With LinkedIn's new blogging feature, anybody can become an "Influencer"
If you've got something big to say, you can now count LinkedIn as one of your blogging options.
Yesterday, LinkedIn announced that it will begin rolling out a new feature that will allow all its users to post long-form blog posts to their profiles.
In a blog post, LinkedIn's director of product management Ryan Roslansky said:
The valuable Influencer posts and the wide range of professional content from millions of publishers that we currently aggregate on LinkedIn are powerful, but only the tip of the iceberg. Combined, our members have extremely valuable and varied experiences; however, their knowledge and expertise has not yet been captured and shared.
By opening up its publishing platform to everyone, LinkedIn hopes to create even more value for its users with engaging, original content that isn't just restricted to the 500 CEOs, entrepreneurs, thought leaders, experts and celebrities on its Influencer program.
Starting today, 25,000 LinkedIn users will be able to post a blog by clicking on a small icon that appears in the right corner of where they would normally type status updates. Clicking on the icon then takes them to a new window, (which resembles the Wordpress interface) where they can write and edit their post.

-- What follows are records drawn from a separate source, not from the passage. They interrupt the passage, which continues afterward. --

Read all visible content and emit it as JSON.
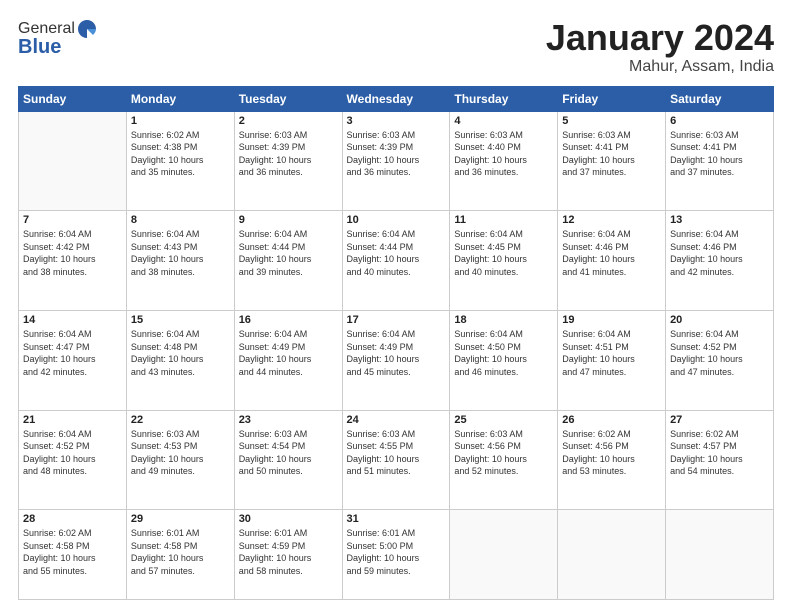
{
  "header": {
    "logo_general": "General",
    "logo_blue": "Blue",
    "main_title": "January 2024",
    "sub_title": "Mahur, Assam, India"
  },
  "days_of_week": [
    "Sunday",
    "Monday",
    "Tuesday",
    "Wednesday",
    "Thursday",
    "Friday",
    "Saturday"
  ],
  "weeks": [
    [
      {
        "day": "",
        "content": ""
      },
      {
        "day": "1",
        "content": "Sunrise: 6:02 AM\nSunset: 4:38 PM\nDaylight: 10 hours\nand 35 minutes."
      },
      {
        "day": "2",
        "content": "Sunrise: 6:03 AM\nSunset: 4:39 PM\nDaylight: 10 hours\nand 36 minutes."
      },
      {
        "day": "3",
        "content": "Sunrise: 6:03 AM\nSunset: 4:39 PM\nDaylight: 10 hours\nand 36 minutes."
      },
      {
        "day": "4",
        "content": "Sunrise: 6:03 AM\nSunset: 4:40 PM\nDaylight: 10 hours\nand 36 minutes."
      },
      {
        "day": "5",
        "content": "Sunrise: 6:03 AM\nSunset: 4:41 PM\nDaylight: 10 hours\nand 37 minutes."
      },
      {
        "day": "6",
        "content": "Sunrise: 6:03 AM\nSunset: 4:41 PM\nDaylight: 10 hours\nand 37 minutes."
      }
    ],
    [
      {
        "day": "7",
        "content": "Sunrise: 6:04 AM\nSunset: 4:42 PM\nDaylight: 10 hours\nand 38 minutes."
      },
      {
        "day": "8",
        "content": "Sunrise: 6:04 AM\nSunset: 4:43 PM\nDaylight: 10 hours\nand 38 minutes."
      },
      {
        "day": "9",
        "content": "Sunrise: 6:04 AM\nSunset: 4:44 PM\nDaylight: 10 hours\nand 39 minutes."
      },
      {
        "day": "10",
        "content": "Sunrise: 6:04 AM\nSunset: 4:44 PM\nDaylight: 10 hours\nand 40 minutes."
      },
      {
        "day": "11",
        "content": "Sunrise: 6:04 AM\nSunset: 4:45 PM\nDaylight: 10 hours\nand 40 minutes."
      },
      {
        "day": "12",
        "content": "Sunrise: 6:04 AM\nSunset: 4:46 PM\nDaylight: 10 hours\nand 41 minutes."
      },
      {
        "day": "13",
        "content": "Sunrise: 6:04 AM\nSunset: 4:46 PM\nDaylight: 10 hours\nand 42 minutes."
      }
    ],
    [
      {
        "day": "14",
        "content": "Sunrise: 6:04 AM\nSunset: 4:47 PM\nDaylight: 10 hours\nand 42 minutes."
      },
      {
        "day": "15",
        "content": "Sunrise: 6:04 AM\nSunset: 4:48 PM\nDaylight: 10 hours\nand 43 minutes."
      },
      {
        "day": "16",
        "content": "Sunrise: 6:04 AM\nSunset: 4:49 PM\nDaylight: 10 hours\nand 44 minutes."
      },
      {
        "day": "17",
        "content": "Sunrise: 6:04 AM\nSunset: 4:49 PM\nDaylight: 10 hours\nand 45 minutes."
      },
      {
        "day": "18",
        "content": "Sunrise: 6:04 AM\nSunset: 4:50 PM\nDaylight: 10 hours\nand 46 minutes."
      },
      {
        "day": "19",
        "content": "Sunrise: 6:04 AM\nSunset: 4:51 PM\nDaylight: 10 hours\nand 47 minutes."
      },
      {
        "day": "20",
        "content": "Sunrise: 6:04 AM\nSunset: 4:52 PM\nDaylight: 10 hours\nand 47 minutes."
      }
    ],
    [
      {
        "day": "21",
        "content": "Sunrise: 6:04 AM\nSunset: 4:52 PM\nDaylight: 10 hours\nand 48 minutes."
      },
      {
        "day": "22",
        "content": "Sunrise: 6:03 AM\nSunset: 4:53 PM\nDaylight: 10 hours\nand 49 minutes."
      },
      {
        "day": "23",
        "content": "Sunrise: 6:03 AM\nSunset: 4:54 PM\nDaylight: 10 hours\nand 50 minutes."
      },
      {
        "day": "24",
        "content": "Sunrise: 6:03 AM\nSunset: 4:55 PM\nDaylight: 10 hours\nand 51 minutes."
      },
      {
        "day": "25",
        "content": "Sunrise: 6:03 AM\nSunset: 4:56 PM\nDaylight: 10 hours\nand 52 minutes."
      },
      {
        "day": "26",
        "content": "Sunrise: 6:02 AM\nSunset: 4:56 PM\nDaylight: 10 hours\nand 53 minutes."
      },
      {
        "day": "27",
        "content": "Sunrise: 6:02 AM\nSunset: 4:57 PM\nDaylight: 10 hours\nand 54 minutes."
      }
    ],
    [
      {
        "day": "28",
        "content": "Sunrise: 6:02 AM\nSunset: 4:58 PM\nDaylight: 10 hours\nand 55 minutes."
      },
      {
        "day": "29",
        "content": "Sunrise: 6:01 AM\nSunset: 4:58 PM\nDaylight: 10 hours\nand 57 minutes."
      },
      {
        "day": "30",
        "content": "Sunrise: 6:01 AM\nSunset: 4:59 PM\nDaylight: 10 hours\nand 58 minutes."
      },
      {
        "day": "31",
        "content": "Sunrise: 6:01 AM\nSunset: 5:00 PM\nDaylight: 10 hours\nand 59 minutes."
      },
      {
        "day": "",
        "content": ""
      },
      {
        "day": "",
        "content": ""
      },
      {
        "day": "",
        "content": ""
      }
    ]
  ]
}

Once they publish, the post will be seen by all the people they are connected too, or if they choose to make it public, anyone can see it. LinkedIn says it encourages users to write about things they are passionate about, that will bring real value to other users.
The blogging platform space is already pretty crowded, with Tumblr, Wordpress and most recently Medium being the platforms of choice for most writers. The difference, according to LinkedIn executive editor Dan Roth, is a readily available readership. "One of the difficulties of maintaining a blog is building an audience," says Roth. "With LinkedIn, you already have a audience you're connected to through your network."
In addition, Roth says blog posts on LinkedIn connect directly to the authors profile. "It's all about building up and enhancing your identity," he says.
It's a smart move by LinkedIn. By letting everyone publish on its platform, it's taking on the competition, especially from Medium, which was beginning to get traction as a place where important people vent their thoughts on the industries they work in. Along with creating extra activity and having people spend more time on its network, LinkedIn now gives users a strong incentive to connect with as many people as they can, so their posts get more views.
Engaging people through the use of original content? Sounds like a marketing opportunity, and there is one for brands, but only if they go about it in a certain way.
"The publishing platform is not open to brands, it's open to people," says Roth. "Smart brands will try to leverage their individual employees to write engaging articles that are useful to the people who read them."
Roth says people could potentially be self-promotional, or talk about their products and brands, but ultimately "you never want to spam your own network."
Unlike Facebook, there isn't a way to get greater visibility for your posts by using images, or getting more likes. Everyone in your network will see your post as they scroll through their homepage (depending on what post view options they have set up. However, Roth says people shouldn't just rely on the LinkedIn algorithm to get people to read their posts, and he encourages using Twitter and email for further promotion.
"In this day and age, it's acceptable and expected to try and get attention for the things you are working on," says Roth. "As long as its interesting, and useful for the folks that follow you."